( ... another curious circumstance: 8/6/1995 was 1 day after the 100th
anniversary of Frederick Engels's death in London).

In a series of posts I am going - for the first time - to explain the
sequence of events on 8/6/95 and shortly thereafter and place them in
context. This is the story of how an idea eventually became a list.
Hopefully, in discussing our conception we will be lead to rethink and
readdress issues related to our birth -- and also have a little

The idea for the proposal that I made for what became to be called the
"Outline Project" occurred *while* I was writing the following post for
the marxism list on "Value and wages."

The reason I wrote that post to begin with was rather odd. In previous
weeks there had been a thread on "value and exchange value" in which
Paul C, Steve K, myself, and others participated. During the course of
that thread a clinical psychologist from London kept saying that he
agreed with my understanding of the use-value/exchange-value distinction,
but he kept misunderstanding and innocently misrepresenting what I was
saying. I tried repeatedly to explain my position to him more but he
didn't quite "get it". So, I decided to write a post that would discuss
Marx's method more and explain the role of the "ceteris paribus"
assumption in Marx by referring to a specific issue (I had in the weeks
beforehand launched a "ceteris paribus" thread on the marxism list in
answer to a question from a graduate anthropology student in Utah, Lisa
Rogers). The issue I chose was "Value and wages". Here is the relevant

Date: Sun, 6 Aug 1995 11:28:59 -0400 (EDT)
From: glevy@acnet
To: marxism@jefferson.village.virginia.edu
Cc: marxism@jefferson.village.virginia.edu
Subject: Value and wages

Chris B's posts have stimulated me to address another question: Marx's
understanding of value and wages.

So, what -- additionally -- determines (modifies) wages?

The task of analyzing wages was one of the uncompleted tasks of Marx. He
wrote about some factors that also shape actual wages, but he was unable
to complete his investigation of this subject prior to his death.

Two factors that modified wages that Marx did initially discuss were:

1) the skills of the laborers. How we understand how skills modify wages
is also a subject of some (!) debate both within the Marxist tradition
and outside of it (e.g. the so-called "reduction problem" was a source of
attack by Bohm-Bawerk against Marx).

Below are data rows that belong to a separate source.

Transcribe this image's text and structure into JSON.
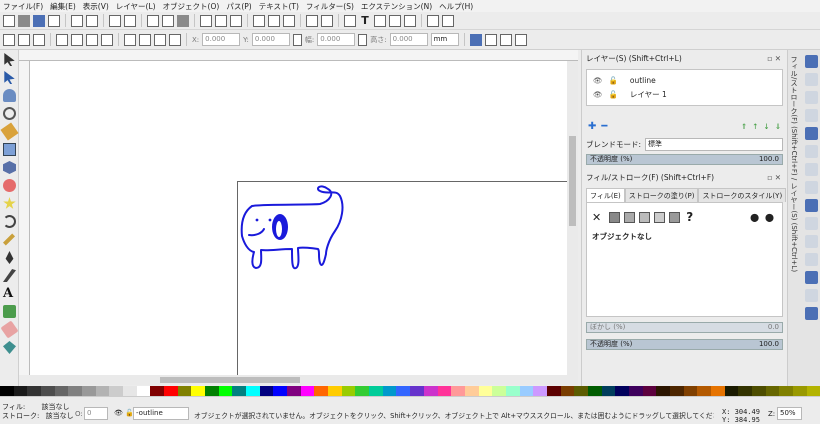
{
  "menu": [
    "ファイル(F)",
    "編集(E)",
    "表示(V)",
    "レイヤー(L)",
    "オブジェクト(O)",
    "パス(P)",
    "テキスト(T)",
    "フィルター(S)",
    "エクステンション(N)",
    "ヘルプ(H)"
  ],
  "toolbar2": {
    "x_label": "X:",
    "x_value": "0.000",
    "y_label": "Y:",
    "y_value": "0.000",
    "w_label": "幅:",
    "w_value": "0.000",
    "h_label": "高さ:",
    "h_value": "0.000",
    "unit": "mm"
  },
  "layers_panel": {
    "title": "レイヤー(S) (Shift+Ctrl+L)",
    "layers": [
      {
        "name": "outline"
      },
      {
        "name": "レイヤー 1"
      }
    ],
    "blend_label": "ブレンドモード:",
    "blend_value": "標準",
    "opacity_label": "不透明度 (%)",
    "opacity_value": "100.0"
  },
  "fill_panel": {
    "title": "フィル/ストローク(F) (Shift+Ctrl+F)",
    "tabs": [
      "フィル(E)",
      "ストロークの塗り(P)",
      "ストロークのスタイル(Y)"
    ],
    "no_object": "オブジェクトなし",
    "unknown_icon": "?",
    "blur_label": "ぼかし (%)",
    "blur_value": "0.0",
    "opacity_label": "不透明度 (%)",
    "opacity_value": "100.0"
  },
  "right_dock_text": "フィル/ストローク(F) (Shift+Ctrl+F) / レイヤー(S) (Shift+Ctrl+L)",
  "status": {
    "fill_label": "フィル:",
    "fill_value": "該当なし",
    "stroke_label": "ストローク:",
    "stroke_value": "該当なし",
    "o_label": "O:",
    "o_value": "0",
    "layer_select": "-outline",
    "message": "オブジェクトが選択されていません。オブジェクトをクリック、Shift+クリック、オブジェクト上で Alt+マウススクロール、または囲むようにドラッグして選択してください。",
    "x_label": "X:",
    "x_value": "304.49",
    "y_label": "Y:",
    "y_value": "384.95",
    "z_label": "Z:",
    "zoom": "50%"
  },
  "palette": [
    "#000000",
    "#1a1a1a",
    "#333333",
    "#4d4d4d",
    "#666666",
    "#808080",
    "#999999",
    "#b3b3b3",
    "#cccccc",
    "#e6e6e6",
    "#ffffff",
    "#800000",
    "#ff0000",
    "#808000",
    "#ffff00",
    "#008000",
    "#00ff00",
    "#008080",
    "#00ffff",
    "#000080",
    "#0000ff",
    "#800080",
    "#ff00ff",
    "#ff6600",
    "#ffcc00",
    "#99cc00",
    "#33cc33",
    "#00cc99",
    "#0099cc",
    "#3366ff",
    "#6633cc",
    "#cc33cc",
    "#ff3399",
    "#ff9999",
    "#ffcc99",
    "#ffff99",
    "#ccff99",
    "#99ffcc",
    "#99ccff",
    "#cc99ff",
    "#5c0000",
    "#7a3d00",
    "#5c5c00",
    "#005c00",
    "#003d5c",
    "#00005c",
    "#3d005c",
    "#5c003d",
    "#2b1500",
    "#4d2600",
    "#804000",
    "#b35900",
    "#e67300",
    "#1a1a00",
    "#333300",
    "#4d4d00",
    "#666600",
    "#808000",
    "#999900",
    "#b3b300"
  ],
  "colors": {
    "stroke": "#1a1adb",
    "page_border": "#666666"
  }
}
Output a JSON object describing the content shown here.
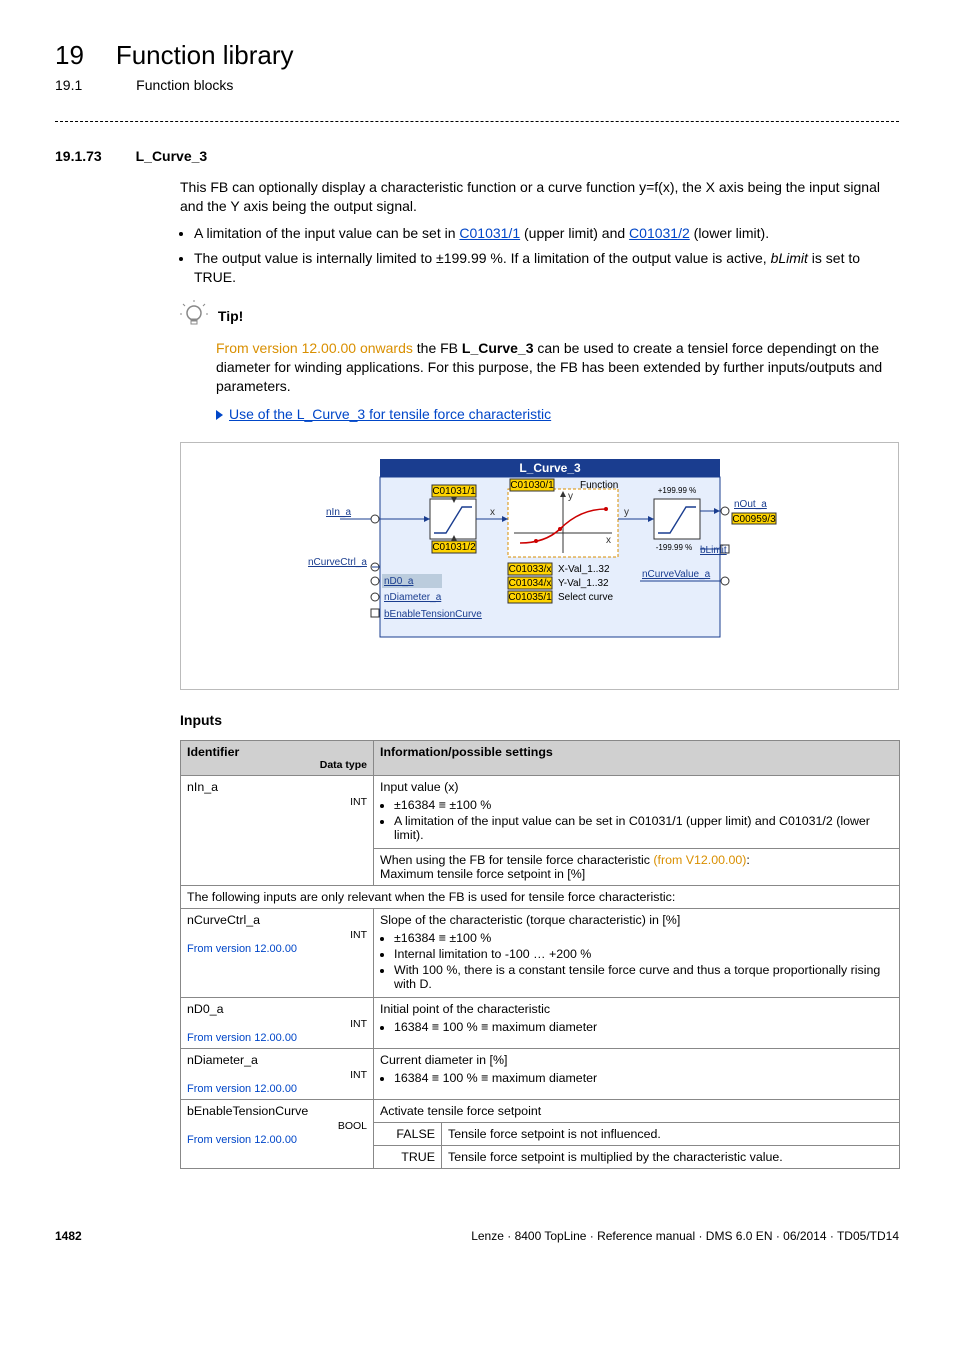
{
  "header": {
    "chapter_num": "19",
    "chapter_title": "Function library",
    "section_num": "19.1",
    "section_title": "Function blocks"
  },
  "subsection": {
    "num": "19.1.73",
    "title": "L_Curve_3"
  },
  "intro": {
    "para1": "This FB can optionally display a characteristic function or a curve function y=f(x), the X axis being the input signal and the Y axis being the output signal.",
    "bullet1_pre": "A limitation of the input value can be set in ",
    "bullet1_link1": "C01031/1",
    "bullet1_mid": " (upper limit) and ",
    "bullet1_link2": "C01031/2",
    "bullet1_post": " (lower limit).",
    "bullet2_a": "The output value is internally limited to ±199.99 %. If a limitation of the output value is active, ",
    "bullet2_i": "bLimit",
    "bullet2_b": " is set to TRUE."
  },
  "tip": {
    "label": "Tip!",
    "highlight": "From version 12.00.00 onwards",
    "body_a": " the FB ",
    "body_bold": "L_Curve_3",
    "body_b": " can be used to create a tensiel force dependingt on the diameter for winding applications. For this purpose, the FB has been extended by further inputs/outputs and parameters.",
    "link": "Use of the L_Curve_3 for tensile force characteristic"
  },
  "diagram": {
    "title": "L_Curve_3",
    "c01031_1": "C01031/1",
    "c01031_2": "C01031/2",
    "c01030_1": "C01030/1",
    "func": "Function",
    "c01033": "C01033/x",
    "xval": "X-Val_1..32",
    "c01034": "C01034/x",
    "yval": "Y-Val_1..32",
    "c01035": "C01035/1",
    "selcurve": "Select curve",
    "nIn_a": "nIn_a",
    "nCurveCtrl_a": "nCurveCtrl_a",
    "nD0_a": "nD0_a",
    "nDiameter_a": "nDiameter_a",
    "bEnable": "bEnableTensionCurve",
    "nOut_a": "nOut_a",
    "c00959_3": "C00959/3",
    "bLimit": "bLimit",
    "nCurveValue_a": "nCurveValue_a",
    "plus199": "+199.99 %",
    "minus199": "-199.99 %",
    "x": "x",
    "y": "y"
  },
  "inputs": {
    "heading": "Inputs",
    "th_id": "Identifier",
    "th_dt": "Data type",
    "th_info": "Information/possible settings",
    "row_nIn_a": {
      "id": "nIn_a",
      "dt": "INT",
      "line1": "Input value (x)",
      "b1": "±16384 ≡ ±100 %",
      "b2": "A limitation of the input value can be set in C01031/1 (upper limit) and C01031/2 (lower limit).",
      "line2_a": "When using the FB for tensile force characteristic ",
      "line2_hl": "(from V12.00.00)",
      "line2_b": ":",
      "line3": "Maximum tensile force setpoint in [%]"
    },
    "row_span": "The following inputs are only relevant when the FB is used for tensile force characteristic:",
    "row_nCurveCtrl": {
      "id": "nCurveCtrl_a",
      "ver": "From version 12.00.00",
      "dt": "INT",
      "line1": "Slope of the characteristic (torque characteristic) in [%]",
      "b1": "±16384 ≡ ±100 %",
      "b2": "Internal limitation to -100 … +200 %",
      "b3": "With 100 %, there is a constant tensile force curve and thus a torque proportionally rising with D."
    },
    "row_nD0": {
      "id": "nD0_a",
      "ver": "From version 12.00.00",
      "dt": "INT",
      "line1": "Initial point of the characteristic",
      "b1": "16384 ≡ 100 % ≡ maximum diameter"
    },
    "row_nDiameter": {
      "id": "nDiameter_a",
      "ver": "From version 12.00.00",
      "dt": "INT",
      "line1": "Current diameter in [%]",
      "b1": "16384 ≡ 100 % ≡ maximum diameter"
    },
    "row_bEnable": {
      "id": "bEnableTensionCurve",
      "ver": "From version 12.00.00",
      "dt": "BOOL",
      "line1": "Activate tensile force setpoint",
      "false_lbl": "FALSE",
      "false_txt": "Tensile force setpoint is not influenced.",
      "true_lbl": "TRUE",
      "true_txt": "Tensile force setpoint is multiplied by the characteristic value."
    }
  },
  "footer": {
    "page": "1482",
    "right": "Lenze · 8400 TopLine · Reference manual · DMS 6.0 EN · 06/2014 · TD05/TD14"
  }
}
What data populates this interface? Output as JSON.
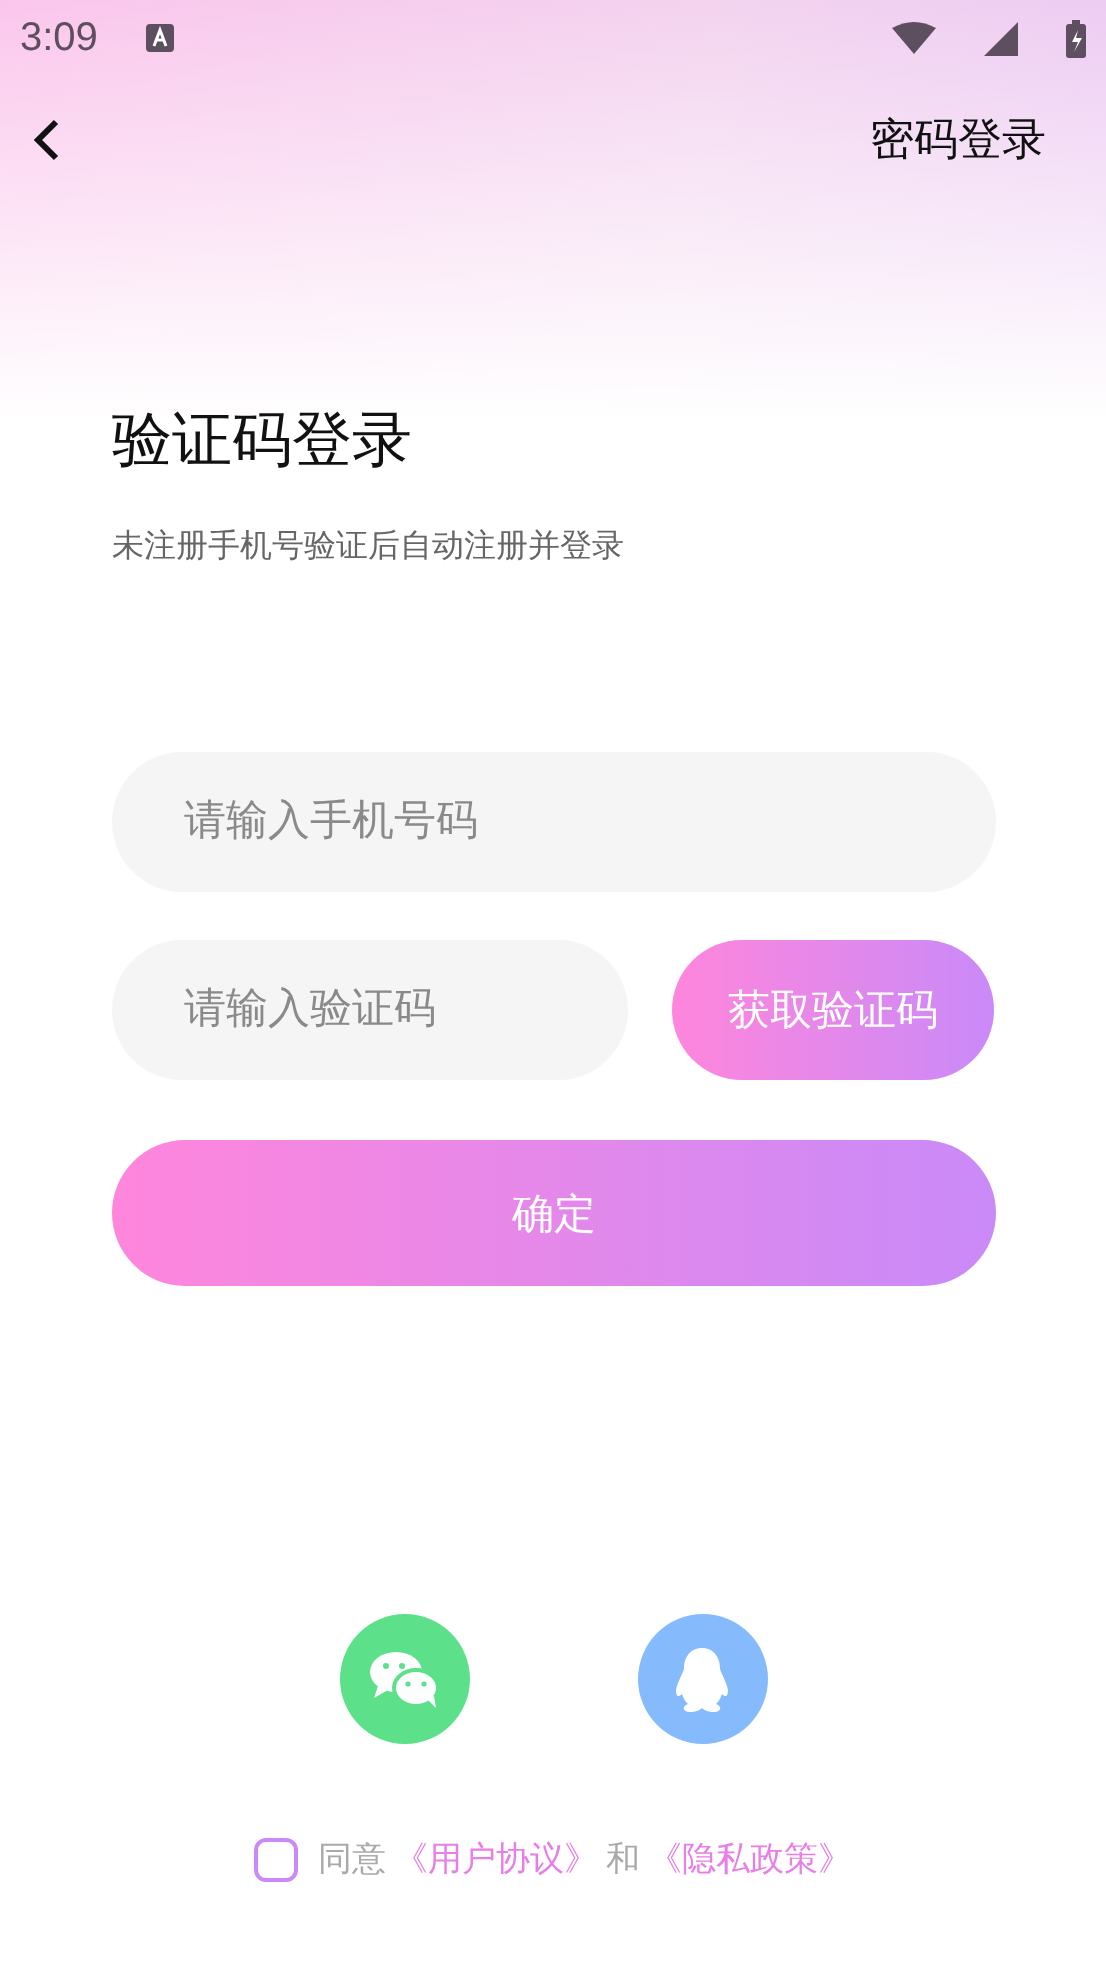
{
  "status_bar": {
    "time": "3:09"
  },
  "nav": {
    "right_link": "密码登录"
  },
  "title": "验证码登录",
  "subtitle": "未注册手机号验证后自动注册并登录",
  "phone_field": {
    "placeholder": "请输入手机号码"
  },
  "code_field": {
    "placeholder": "请输入验证码"
  },
  "get_code_button": "获取验证码",
  "confirm_button": "确定",
  "social_logins": [
    {
      "kind": "wechat"
    },
    {
      "kind": "qq"
    }
  ],
  "agreement": {
    "checked": false,
    "prefix": "同意",
    "link_1": "《用户协议》",
    "joiner": "和",
    "link_2": "《隐私政策》"
  }
}
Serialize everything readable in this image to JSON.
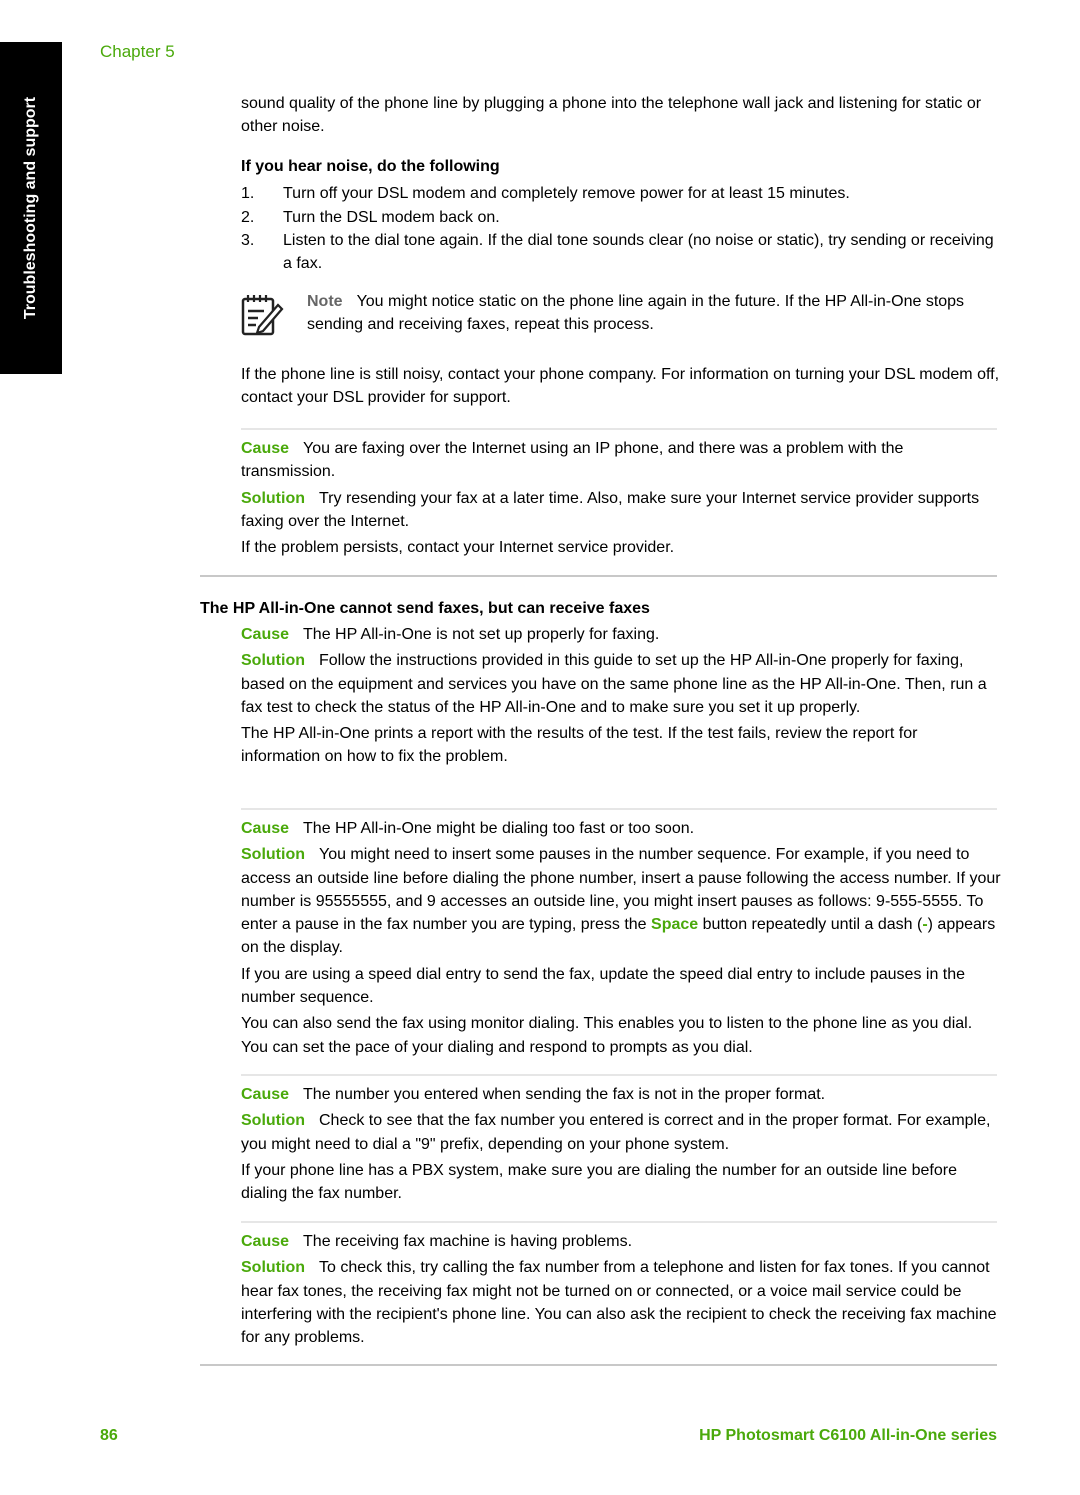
{
  "side_tab": "Troubleshooting and support",
  "chapter": "Chapter 5",
  "intro": {
    "text": "sound quality of the phone line by plugging a phone into the telephone wall jack and listening for static or other noise."
  },
  "noise_steps": {
    "heading": "If you hear noise, do the following",
    "items": [
      {
        "num": "1.",
        "text": "Turn off your DSL modem and completely remove power for at least 15 minutes."
      },
      {
        "num": "2.",
        "text": "Turn the DSL modem back on."
      },
      {
        "num": "3.",
        "text": "Listen to the dial tone again. If the dial tone sounds clear (no noise or static), try sending or receiving a fax."
      }
    ]
  },
  "note": {
    "icon": "note-pad-pencil-icon",
    "label": "Note",
    "text": "You might notice static on the phone line again in the future. If the HP All-in-One stops sending and receiving faxes, repeat this process."
  },
  "still_noisy": "If the phone line is still noisy, contact your phone company. For information on turning your DSL modem off, contact your DSL provider for support.",
  "labels": {
    "cause": "Cause",
    "solution": "Solution"
  },
  "ip_phone": {
    "cause": "You are faxing over the Internet using an IP phone, and there was a problem with the transmission.",
    "solution": "Try resending your fax at a later time. Also, make sure your Internet service provider supports faxing over the Internet.",
    "extra": "If the problem persists, contact your Internet service provider."
  },
  "section2": {
    "heading": "The HP All-in-One cannot send faxes, but can receive faxes",
    "causes": [
      {
        "cause": "The HP All-in-One is not set up properly for faxing.",
        "solution": "Follow the instructions provided in this guide to set up the HP All-in-One properly for faxing, based on the equipment and services you have on the same phone line as the HP All-in-One. Then, run a fax test to check the status of the HP All-in-One and to make sure you set it up properly.",
        "extra": [
          "The HP All-in-One prints a report with the results of the test. If the test fails, review the report for information on how to fix the problem."
        ]
      },
      {
        "cause": "The HP All-in-One might be dialing too fast or too soon.",
        "solution_before": "You might need to insert some pauses in the number sequence. For example, if you need to access an outside line before dialing the phone number, insert a pause following the access number. If your number is 95555555, and 9 accesses an outside line, you might insert pauses as follows: 9-555-5555. To enter a pause in the fax number you are typing, press the ",
        "solution_button": "Space",
        "solution_middle": " button repeatedly until a dash (",
        "solution_dash": "-",
        "solution_after": ") appears on the display.",
        "extra": [
          "If you are using a speed dial entry to send the fax, update the speed dial entry to include pauses in the number sequence.",
          "You can also send the fax using monitor dialing. This enables you to listen to the phone line as you dial. You can set the pace of your dialing and respond to prompts as you dial."
        ]
      },
      {
        "cause": "The number you entered when sending the fax is not in the proper format.",
        "solution": "Check to see that the fax number you entered is correct and in the proper format. For example, you might need to dial a \"9\" prefix, depending on your phone system.",
        "extra": [
          "If your phone line has a PBX system, make sure you are dialing the number for an outside line before dialing the fax number."
        ]
      },
      {
        "cause": "The receiving fax machine is having problems.",
        "solution": "To check this, try calling the fax number from a telephone and listen for fax tones. If you cannot hear fax tones, the receiving fax might not be turned on or connected, or a voice mail service could be interfering with the recipient's phone line. You can also ask the recipient to check the receiving fax machine for any problems."
      }
    ]
  },
  "footer": {
    "page_number": "86",
    "title": "HP Photosmart C6100 All-in-One series"
  },
  "colors": {
    "accent": "#4aa90b",
    "note_label": "#666666"
  }
}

2) the size of the industrial reserve army. It is important, though, to
remember that when Marx addressed this topic in Book 1, Ch. 25, he did so
at the level of analysis of "Capitalist Production." No doubt, he
intended to modify his understanding of the IRA at a further, more
concrete, level of abstraction when he discussed "Capitalist Production
as a Whole."

So, what additional factors, modify the wage?

These include:

1) the accumulation process;

2) the internationalization of capital and the attending global
concentration and centralization of capital;

3) trade cycles;

4) capitalist crises;

5) the state;

6) foreign trade;

7) the class struggle, including the level of trade union organization
and trade union and class consciousness; and, I would add;

8) discrimination and what is sometimes referred to as segmented labor

In addition, when we address the very specific question of why an
individual worker receives a particular wage, we must also (in my
opinion) leave room for understanding the personal interrelationship
between an individual worker and an individual capitalist.

The study of wages was, as I said before, one of Marx's unfinished tasks.
More generally, I would say that the two major tasks that Marx left
unfinished were the tasks of completing his analysis of capitalism
and of participating in the task of *overthrowing* that mode of production
and replacing it with another social system. While Marx initially thought
that he could be able to accomplish the first task, only the working
class (the "gravedigger" of capital) could accomplish the second, and
more historic, task.


Having sent the above post, I logged-off of my Net system and turned off
my computer at about 11:30 A.M. (EST). It was a beautiful sunny summer day
in New York City and I was eager to leave my apartment and go outside for
a walk.

Read the next post to find out what happened next.

In OPE-L Solidarity,